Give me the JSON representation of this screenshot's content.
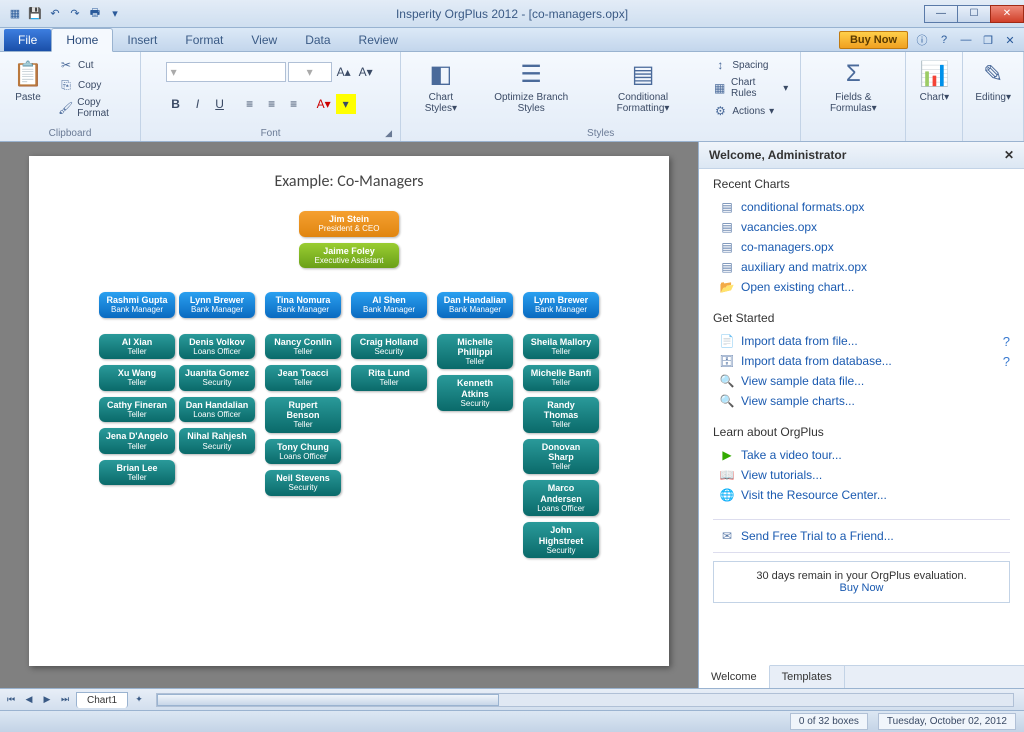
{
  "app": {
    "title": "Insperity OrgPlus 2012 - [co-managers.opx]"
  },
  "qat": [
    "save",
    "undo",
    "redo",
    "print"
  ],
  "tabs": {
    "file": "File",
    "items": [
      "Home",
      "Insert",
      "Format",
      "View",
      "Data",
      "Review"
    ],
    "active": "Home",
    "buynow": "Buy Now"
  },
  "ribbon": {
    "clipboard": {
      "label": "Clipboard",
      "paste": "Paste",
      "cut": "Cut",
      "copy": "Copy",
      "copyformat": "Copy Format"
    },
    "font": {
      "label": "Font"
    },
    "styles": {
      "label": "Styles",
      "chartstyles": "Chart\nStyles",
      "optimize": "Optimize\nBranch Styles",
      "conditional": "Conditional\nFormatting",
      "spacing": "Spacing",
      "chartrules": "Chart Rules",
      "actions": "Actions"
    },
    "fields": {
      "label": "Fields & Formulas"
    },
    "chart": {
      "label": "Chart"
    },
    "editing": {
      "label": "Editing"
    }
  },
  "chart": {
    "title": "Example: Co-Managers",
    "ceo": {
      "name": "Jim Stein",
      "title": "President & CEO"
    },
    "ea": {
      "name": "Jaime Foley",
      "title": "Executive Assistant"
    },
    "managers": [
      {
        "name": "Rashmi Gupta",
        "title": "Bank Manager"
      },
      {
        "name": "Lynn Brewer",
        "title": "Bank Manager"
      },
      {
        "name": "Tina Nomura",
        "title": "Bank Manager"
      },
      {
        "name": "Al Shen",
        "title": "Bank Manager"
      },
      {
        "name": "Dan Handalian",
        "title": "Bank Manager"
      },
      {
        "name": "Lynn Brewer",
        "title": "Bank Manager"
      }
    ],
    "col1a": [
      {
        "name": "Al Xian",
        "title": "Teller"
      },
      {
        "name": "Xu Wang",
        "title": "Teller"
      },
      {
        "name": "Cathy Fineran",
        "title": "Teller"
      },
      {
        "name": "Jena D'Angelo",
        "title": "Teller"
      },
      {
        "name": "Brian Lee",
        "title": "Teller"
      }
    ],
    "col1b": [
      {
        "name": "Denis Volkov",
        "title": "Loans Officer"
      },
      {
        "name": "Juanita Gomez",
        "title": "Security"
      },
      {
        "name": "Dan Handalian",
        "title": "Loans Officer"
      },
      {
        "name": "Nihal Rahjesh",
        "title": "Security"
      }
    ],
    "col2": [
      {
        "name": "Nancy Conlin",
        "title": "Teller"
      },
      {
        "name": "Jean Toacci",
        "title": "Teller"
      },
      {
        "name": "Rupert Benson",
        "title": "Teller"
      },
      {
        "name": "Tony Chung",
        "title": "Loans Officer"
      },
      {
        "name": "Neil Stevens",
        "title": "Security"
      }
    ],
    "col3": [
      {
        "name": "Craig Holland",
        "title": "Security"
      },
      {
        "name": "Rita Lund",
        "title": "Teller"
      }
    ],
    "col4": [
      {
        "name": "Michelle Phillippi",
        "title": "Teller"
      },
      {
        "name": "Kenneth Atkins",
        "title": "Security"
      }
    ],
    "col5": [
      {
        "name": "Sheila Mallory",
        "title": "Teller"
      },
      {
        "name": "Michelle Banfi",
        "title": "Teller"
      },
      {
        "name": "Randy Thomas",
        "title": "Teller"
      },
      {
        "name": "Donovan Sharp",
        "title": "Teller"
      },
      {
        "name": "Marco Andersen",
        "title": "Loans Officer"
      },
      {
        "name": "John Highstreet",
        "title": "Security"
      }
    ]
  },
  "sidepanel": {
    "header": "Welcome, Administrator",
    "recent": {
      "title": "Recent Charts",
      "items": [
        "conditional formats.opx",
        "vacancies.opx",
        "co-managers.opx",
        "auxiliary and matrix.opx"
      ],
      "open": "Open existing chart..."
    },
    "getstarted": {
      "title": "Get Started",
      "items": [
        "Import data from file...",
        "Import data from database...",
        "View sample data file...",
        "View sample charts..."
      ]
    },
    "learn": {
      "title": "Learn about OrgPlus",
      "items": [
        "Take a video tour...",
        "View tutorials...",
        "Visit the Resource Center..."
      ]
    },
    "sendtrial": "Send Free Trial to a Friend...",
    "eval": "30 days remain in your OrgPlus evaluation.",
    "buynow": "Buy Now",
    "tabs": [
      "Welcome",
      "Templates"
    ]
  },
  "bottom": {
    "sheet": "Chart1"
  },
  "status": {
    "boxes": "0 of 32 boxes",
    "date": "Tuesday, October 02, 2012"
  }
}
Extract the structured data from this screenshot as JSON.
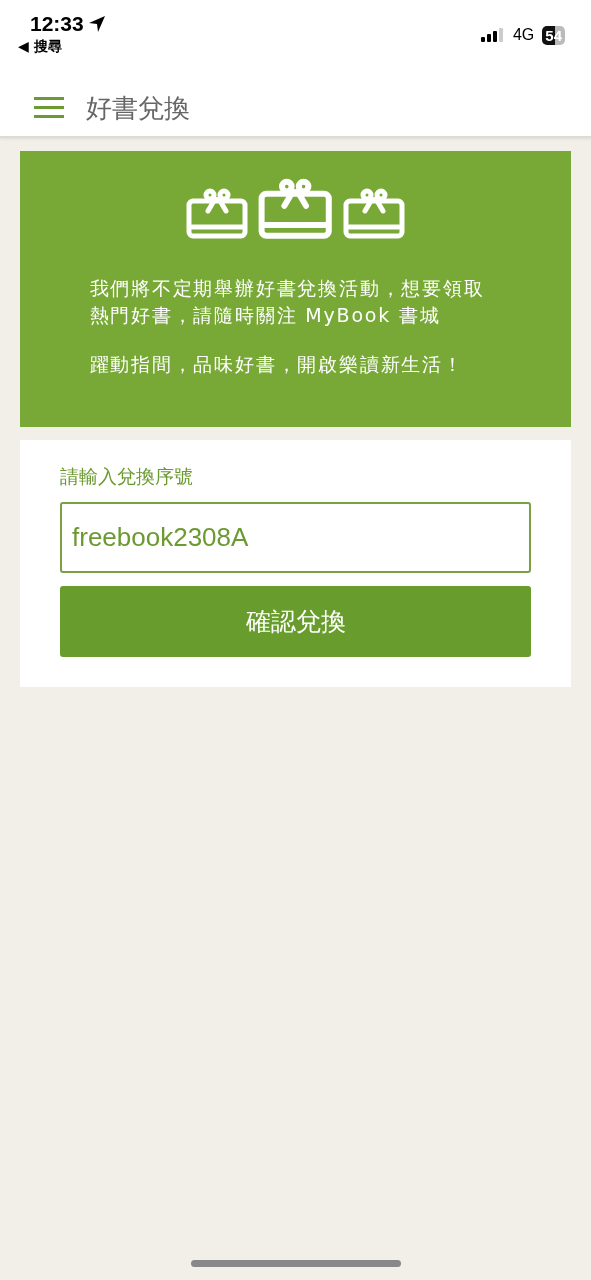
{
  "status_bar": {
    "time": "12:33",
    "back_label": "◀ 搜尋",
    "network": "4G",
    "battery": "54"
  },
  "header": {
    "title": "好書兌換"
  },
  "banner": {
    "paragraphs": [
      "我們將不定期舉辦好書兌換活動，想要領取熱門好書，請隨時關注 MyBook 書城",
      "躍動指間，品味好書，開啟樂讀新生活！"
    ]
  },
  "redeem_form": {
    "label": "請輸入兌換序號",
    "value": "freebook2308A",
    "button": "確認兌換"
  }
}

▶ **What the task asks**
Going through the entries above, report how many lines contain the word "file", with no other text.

▶ **Result of the task**
3